The public consultation on proposed ticket office changes has now closed. The independent passenger bodies, Transport Focus and London TravelWatch, are engaging with train operators on the basis of the consultation responses they have received and the criteria they have set out. I expect train operators to work collaboratively with the passenger bodies in the coming weeks, to listen to the concerns raised and to refine their proposals accordingly.

When proposing major changes to ticket office opening hours, including closures, train operators are required to take into account the adequacy of the proposed alternatives in relation to the needs of all passengers, including those who are disabled, and to include this in the notice of the proposal sent to other operators and passenger groups. When consulting, operators should also have clearly considered other equality-related needs. Operators prepared equality impact assessments, and these were made available on their websites during the consultation period.

I have listened and will continue to listen to the views of passengers and accessibility stakeholders. I have held two roundtable discussions with industry, attended by accessibility and passenger representatives. Over 20 different organisations have been represented at these sessions. We also continue to engage with the Disabled Persons Transport Advisory Committee to ensure that any impact on passengers is considered.

Reddish North station ticket office closures

The petition of residents of the constituency of Denton and Reddish,

Declares that Reddish North’s ticket offices are vital for residents of the area; notes that by closing this ticket office, vital jobs will be lost; further declares that ticket offices are helpful for vulnerable customers and those who may have difficulty using ticket machines; further declares that this loss may prevent people from wanting to use trains in the future.

The petitioners therefore request the House of Commons to urge the Government to prevent the closure of Reddish North ticket office.

And the petitioners remain, etc.—[Presented by Andrew Gwynne, Official Report, 12 September 2023; Vol. 737, c. 878 .]

[P002855]

Observations from the Minister of State, Department for Transport (Huw Merriman):

Together with the rail industry, I want to improve and modernise the experience for passengers by moving staff out from behind the ticket office screens to provide more help and advice in customer-focused roles.

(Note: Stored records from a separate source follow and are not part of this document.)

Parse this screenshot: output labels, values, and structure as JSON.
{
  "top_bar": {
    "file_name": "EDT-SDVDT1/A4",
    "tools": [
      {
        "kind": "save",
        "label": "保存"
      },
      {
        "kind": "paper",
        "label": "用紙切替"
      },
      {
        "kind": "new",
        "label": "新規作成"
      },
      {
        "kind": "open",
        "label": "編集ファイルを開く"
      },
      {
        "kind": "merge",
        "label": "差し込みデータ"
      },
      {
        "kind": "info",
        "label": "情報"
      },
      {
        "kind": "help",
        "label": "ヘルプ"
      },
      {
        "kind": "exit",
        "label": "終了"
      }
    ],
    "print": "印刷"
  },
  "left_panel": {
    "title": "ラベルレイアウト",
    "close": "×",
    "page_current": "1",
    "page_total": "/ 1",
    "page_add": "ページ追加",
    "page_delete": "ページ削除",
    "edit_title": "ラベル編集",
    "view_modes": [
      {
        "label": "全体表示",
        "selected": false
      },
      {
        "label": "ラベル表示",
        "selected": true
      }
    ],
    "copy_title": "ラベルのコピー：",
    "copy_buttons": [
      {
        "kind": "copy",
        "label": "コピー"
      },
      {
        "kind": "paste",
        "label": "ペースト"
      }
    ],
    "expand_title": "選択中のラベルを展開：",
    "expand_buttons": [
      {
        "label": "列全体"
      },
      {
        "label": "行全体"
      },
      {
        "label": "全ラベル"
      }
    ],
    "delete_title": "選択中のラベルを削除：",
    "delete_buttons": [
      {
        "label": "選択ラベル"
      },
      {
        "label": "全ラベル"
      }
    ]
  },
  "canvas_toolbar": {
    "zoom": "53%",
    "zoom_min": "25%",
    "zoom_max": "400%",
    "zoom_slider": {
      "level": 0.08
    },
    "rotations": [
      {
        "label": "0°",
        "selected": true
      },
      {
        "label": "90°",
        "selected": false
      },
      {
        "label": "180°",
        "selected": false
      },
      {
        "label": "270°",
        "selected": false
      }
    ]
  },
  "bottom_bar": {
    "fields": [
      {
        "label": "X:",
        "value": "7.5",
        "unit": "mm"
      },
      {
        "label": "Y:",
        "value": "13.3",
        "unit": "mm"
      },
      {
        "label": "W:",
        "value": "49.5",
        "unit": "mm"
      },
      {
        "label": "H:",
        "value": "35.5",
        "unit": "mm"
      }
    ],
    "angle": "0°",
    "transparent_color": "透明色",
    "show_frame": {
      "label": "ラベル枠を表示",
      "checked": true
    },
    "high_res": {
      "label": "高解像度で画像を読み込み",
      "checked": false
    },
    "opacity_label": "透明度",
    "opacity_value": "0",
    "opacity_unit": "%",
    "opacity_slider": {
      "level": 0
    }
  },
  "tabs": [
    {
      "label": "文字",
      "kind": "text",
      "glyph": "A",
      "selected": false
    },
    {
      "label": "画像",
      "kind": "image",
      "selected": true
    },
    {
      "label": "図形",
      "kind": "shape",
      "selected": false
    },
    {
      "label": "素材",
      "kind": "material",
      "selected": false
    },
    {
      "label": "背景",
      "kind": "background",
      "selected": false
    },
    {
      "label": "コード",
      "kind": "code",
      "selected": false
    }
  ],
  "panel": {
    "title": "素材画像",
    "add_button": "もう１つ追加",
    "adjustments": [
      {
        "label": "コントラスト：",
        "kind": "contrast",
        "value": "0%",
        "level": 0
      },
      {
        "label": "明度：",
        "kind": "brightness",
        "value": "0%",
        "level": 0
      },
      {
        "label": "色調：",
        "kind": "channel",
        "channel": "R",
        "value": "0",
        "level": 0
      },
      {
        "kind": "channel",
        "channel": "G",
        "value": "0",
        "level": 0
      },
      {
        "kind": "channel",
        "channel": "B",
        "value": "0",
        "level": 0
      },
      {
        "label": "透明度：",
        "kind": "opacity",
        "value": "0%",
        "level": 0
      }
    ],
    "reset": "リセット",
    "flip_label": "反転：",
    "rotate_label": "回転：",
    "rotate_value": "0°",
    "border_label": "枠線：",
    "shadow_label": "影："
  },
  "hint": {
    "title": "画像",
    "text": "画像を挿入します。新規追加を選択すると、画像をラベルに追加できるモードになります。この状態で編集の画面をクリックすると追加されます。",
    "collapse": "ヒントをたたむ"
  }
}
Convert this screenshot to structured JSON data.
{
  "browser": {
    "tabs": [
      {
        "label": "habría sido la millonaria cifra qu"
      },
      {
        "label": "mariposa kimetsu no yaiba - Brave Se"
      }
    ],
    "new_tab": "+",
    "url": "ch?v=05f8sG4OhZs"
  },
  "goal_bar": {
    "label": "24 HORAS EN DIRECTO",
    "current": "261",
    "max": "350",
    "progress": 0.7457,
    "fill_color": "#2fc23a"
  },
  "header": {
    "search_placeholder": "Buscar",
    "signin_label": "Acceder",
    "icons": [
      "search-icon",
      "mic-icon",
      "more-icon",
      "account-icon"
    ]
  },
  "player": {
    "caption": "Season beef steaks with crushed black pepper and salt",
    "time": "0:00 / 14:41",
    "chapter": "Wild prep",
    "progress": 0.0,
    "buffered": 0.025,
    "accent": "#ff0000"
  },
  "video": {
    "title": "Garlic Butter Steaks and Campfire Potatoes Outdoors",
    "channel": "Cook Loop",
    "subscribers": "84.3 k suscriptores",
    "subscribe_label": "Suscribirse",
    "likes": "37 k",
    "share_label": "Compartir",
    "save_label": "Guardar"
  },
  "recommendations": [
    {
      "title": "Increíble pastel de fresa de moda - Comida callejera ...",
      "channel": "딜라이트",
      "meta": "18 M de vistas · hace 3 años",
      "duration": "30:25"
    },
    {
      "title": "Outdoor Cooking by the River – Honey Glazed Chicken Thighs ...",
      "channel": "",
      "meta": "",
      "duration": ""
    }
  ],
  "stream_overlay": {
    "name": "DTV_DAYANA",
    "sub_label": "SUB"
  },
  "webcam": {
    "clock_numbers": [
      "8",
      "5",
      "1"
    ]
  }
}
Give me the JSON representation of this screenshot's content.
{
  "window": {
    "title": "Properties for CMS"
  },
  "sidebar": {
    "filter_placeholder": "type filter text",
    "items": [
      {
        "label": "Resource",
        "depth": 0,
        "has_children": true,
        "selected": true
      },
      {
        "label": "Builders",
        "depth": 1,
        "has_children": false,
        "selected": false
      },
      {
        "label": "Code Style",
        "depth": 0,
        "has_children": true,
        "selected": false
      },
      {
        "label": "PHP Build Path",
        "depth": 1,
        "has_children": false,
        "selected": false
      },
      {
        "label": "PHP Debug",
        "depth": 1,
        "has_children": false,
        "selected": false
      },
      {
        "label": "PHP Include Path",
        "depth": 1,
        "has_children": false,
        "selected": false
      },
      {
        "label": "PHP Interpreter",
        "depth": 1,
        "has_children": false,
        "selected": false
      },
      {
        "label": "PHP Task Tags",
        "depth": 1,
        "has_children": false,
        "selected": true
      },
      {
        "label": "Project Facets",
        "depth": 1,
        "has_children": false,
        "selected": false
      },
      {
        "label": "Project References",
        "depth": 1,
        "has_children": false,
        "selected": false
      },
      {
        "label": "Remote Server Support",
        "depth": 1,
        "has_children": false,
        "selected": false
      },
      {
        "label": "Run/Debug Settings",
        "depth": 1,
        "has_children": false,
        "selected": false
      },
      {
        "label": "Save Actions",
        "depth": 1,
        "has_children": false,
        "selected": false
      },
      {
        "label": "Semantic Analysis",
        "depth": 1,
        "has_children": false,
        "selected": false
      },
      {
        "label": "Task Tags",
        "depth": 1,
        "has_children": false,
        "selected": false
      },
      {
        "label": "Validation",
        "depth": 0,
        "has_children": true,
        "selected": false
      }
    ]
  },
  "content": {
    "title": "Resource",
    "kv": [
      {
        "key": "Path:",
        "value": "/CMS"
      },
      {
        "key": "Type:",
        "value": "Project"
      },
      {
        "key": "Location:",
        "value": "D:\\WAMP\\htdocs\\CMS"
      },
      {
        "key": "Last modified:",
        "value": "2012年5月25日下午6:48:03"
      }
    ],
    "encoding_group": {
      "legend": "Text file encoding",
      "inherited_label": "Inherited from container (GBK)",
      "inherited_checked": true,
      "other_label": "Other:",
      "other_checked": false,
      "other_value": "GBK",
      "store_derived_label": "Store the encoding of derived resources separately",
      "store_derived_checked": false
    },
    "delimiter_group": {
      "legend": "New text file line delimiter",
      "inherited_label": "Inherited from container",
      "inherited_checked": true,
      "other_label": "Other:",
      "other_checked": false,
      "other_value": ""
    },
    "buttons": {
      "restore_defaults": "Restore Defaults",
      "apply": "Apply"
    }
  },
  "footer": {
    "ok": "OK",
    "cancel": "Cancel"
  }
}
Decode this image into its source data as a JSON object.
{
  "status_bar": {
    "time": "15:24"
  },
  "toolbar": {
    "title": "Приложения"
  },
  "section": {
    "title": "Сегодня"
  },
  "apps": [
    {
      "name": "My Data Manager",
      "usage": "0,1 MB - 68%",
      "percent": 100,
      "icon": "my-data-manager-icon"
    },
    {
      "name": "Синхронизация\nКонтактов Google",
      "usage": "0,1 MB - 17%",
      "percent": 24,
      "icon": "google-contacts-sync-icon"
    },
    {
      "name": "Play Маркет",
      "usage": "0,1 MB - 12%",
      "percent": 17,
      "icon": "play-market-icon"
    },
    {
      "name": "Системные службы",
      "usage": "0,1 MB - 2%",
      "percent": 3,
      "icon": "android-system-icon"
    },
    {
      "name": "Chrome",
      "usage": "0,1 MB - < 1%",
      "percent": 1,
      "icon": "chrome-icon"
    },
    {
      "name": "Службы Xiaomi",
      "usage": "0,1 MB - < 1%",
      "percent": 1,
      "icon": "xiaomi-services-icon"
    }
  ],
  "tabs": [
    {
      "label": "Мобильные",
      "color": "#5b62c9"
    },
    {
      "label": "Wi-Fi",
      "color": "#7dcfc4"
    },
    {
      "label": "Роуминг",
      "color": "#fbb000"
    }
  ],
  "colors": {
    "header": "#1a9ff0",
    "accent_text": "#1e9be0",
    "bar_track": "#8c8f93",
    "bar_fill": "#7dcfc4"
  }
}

I have been clear that no currently staffed station should be unstaffed as a result of industry changes, and operators should ensure that staff are well located to meet passenger needs in future. This includes ensuring that staff are available to assist those who need additional support, do not wish to use digital tickets or do not have access to smartphones or the internet.

The public consultation on proposed ticket office changes has now closed. The independent passenger bodies, Transport Focus and London TravelWatch, are engaging with train operators on the basis of the consultation responses they have received and the criteria they have set out. I expect train operators, including Northern, which manages several stations in the Greater Manchester area, to work collaboratively with the passenger bodies in the coming weeks, to listen to the concerns raised and to refine their proposals accordingly.

When proposing major changes to ticket office opening hours, including closures, train operators are required to take into account the adequacy of the proposed alternatives in relation to the needs of all passengers, including those who are disabled, and to include this in the notice of the proposal sent to other operators and passenger groups. When consulting, operators should also have clearly considered other equality-related needs. Operators prepared equality impact assessments, and these were made available on their websites during the consultation period.

I have listened and will continue to listen to the views of passengers and accessibility stakeholders. I have held two roundtable discussions with industry, attended by accessibility and passenger representatives. Over 20 different organisations have been represented at these sessions. My Department will also continue to engage with the Disabled Persons Transport Advisory Committee to ensure that any impact on passengers is considered.